### RECORDS PROVIDED ###

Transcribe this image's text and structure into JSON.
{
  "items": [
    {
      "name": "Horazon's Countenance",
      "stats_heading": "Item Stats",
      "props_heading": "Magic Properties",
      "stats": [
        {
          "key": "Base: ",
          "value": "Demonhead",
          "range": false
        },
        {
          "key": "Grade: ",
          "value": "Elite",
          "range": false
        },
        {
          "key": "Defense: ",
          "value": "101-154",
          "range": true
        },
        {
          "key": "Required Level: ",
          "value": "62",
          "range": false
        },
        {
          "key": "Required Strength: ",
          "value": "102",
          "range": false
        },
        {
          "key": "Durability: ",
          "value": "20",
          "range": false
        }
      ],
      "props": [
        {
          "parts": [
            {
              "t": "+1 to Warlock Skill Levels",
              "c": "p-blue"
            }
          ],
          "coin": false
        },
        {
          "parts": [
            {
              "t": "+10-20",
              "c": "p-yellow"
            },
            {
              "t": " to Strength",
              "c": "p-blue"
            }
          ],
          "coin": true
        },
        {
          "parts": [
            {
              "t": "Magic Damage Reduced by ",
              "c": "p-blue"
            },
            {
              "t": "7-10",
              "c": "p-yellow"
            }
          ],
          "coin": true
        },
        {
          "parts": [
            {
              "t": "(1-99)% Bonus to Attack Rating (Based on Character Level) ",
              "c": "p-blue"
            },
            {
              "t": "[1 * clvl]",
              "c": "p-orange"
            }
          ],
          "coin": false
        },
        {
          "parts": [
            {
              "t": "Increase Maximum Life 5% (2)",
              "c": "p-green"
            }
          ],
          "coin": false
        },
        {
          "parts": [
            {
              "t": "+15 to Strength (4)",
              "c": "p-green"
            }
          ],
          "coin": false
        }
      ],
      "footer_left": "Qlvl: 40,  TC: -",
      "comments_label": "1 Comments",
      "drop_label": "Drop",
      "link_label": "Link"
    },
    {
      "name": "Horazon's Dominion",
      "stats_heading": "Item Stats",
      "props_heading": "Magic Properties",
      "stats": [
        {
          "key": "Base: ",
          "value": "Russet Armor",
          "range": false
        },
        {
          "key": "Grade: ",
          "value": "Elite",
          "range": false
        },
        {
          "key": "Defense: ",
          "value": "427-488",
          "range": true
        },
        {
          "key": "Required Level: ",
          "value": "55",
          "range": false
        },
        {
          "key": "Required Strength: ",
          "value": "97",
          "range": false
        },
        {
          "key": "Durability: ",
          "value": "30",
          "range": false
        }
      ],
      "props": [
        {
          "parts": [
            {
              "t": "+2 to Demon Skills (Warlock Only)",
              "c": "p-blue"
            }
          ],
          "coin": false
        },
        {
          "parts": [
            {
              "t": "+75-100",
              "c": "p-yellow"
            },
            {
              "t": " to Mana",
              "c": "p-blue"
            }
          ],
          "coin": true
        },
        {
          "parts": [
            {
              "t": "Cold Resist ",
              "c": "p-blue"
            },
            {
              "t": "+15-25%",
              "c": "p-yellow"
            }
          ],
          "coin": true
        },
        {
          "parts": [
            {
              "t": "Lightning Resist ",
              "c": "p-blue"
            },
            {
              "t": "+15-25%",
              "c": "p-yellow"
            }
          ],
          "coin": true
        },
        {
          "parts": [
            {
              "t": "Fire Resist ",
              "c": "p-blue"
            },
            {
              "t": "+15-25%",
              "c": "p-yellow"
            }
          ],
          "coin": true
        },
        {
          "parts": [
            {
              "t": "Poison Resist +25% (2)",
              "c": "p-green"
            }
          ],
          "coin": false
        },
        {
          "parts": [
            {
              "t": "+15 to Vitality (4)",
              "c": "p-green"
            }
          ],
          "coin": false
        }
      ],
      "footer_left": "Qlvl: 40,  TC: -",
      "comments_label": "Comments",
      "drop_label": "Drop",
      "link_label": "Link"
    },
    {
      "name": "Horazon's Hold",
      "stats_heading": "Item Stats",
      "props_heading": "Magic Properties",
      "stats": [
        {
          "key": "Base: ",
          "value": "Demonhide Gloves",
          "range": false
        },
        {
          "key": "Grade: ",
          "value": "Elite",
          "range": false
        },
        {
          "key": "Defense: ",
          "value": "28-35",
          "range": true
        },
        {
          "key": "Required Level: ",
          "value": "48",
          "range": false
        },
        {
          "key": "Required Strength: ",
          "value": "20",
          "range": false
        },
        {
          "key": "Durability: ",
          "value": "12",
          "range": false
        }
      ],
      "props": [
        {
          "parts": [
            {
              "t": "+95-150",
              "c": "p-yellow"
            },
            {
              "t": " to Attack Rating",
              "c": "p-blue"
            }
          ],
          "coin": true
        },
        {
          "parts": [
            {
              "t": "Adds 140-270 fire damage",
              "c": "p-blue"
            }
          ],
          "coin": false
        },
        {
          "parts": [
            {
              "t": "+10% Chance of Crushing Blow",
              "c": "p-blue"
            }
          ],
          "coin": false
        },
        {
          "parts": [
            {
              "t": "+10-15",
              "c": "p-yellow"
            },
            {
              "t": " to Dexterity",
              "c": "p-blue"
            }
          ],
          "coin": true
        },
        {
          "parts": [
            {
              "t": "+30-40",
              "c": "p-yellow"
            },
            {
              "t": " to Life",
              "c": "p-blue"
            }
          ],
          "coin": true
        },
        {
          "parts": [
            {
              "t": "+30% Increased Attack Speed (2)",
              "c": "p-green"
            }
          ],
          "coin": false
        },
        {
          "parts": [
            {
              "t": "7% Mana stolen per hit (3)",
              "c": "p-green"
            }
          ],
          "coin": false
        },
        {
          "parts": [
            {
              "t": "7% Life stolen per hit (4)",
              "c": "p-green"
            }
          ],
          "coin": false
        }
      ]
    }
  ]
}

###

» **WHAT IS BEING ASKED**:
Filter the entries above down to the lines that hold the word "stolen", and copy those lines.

» **TASK OUTPUT**:
              "t": "7% Mana stolen per hit (3)",
              "t": "7% Life stolen per hit (4)",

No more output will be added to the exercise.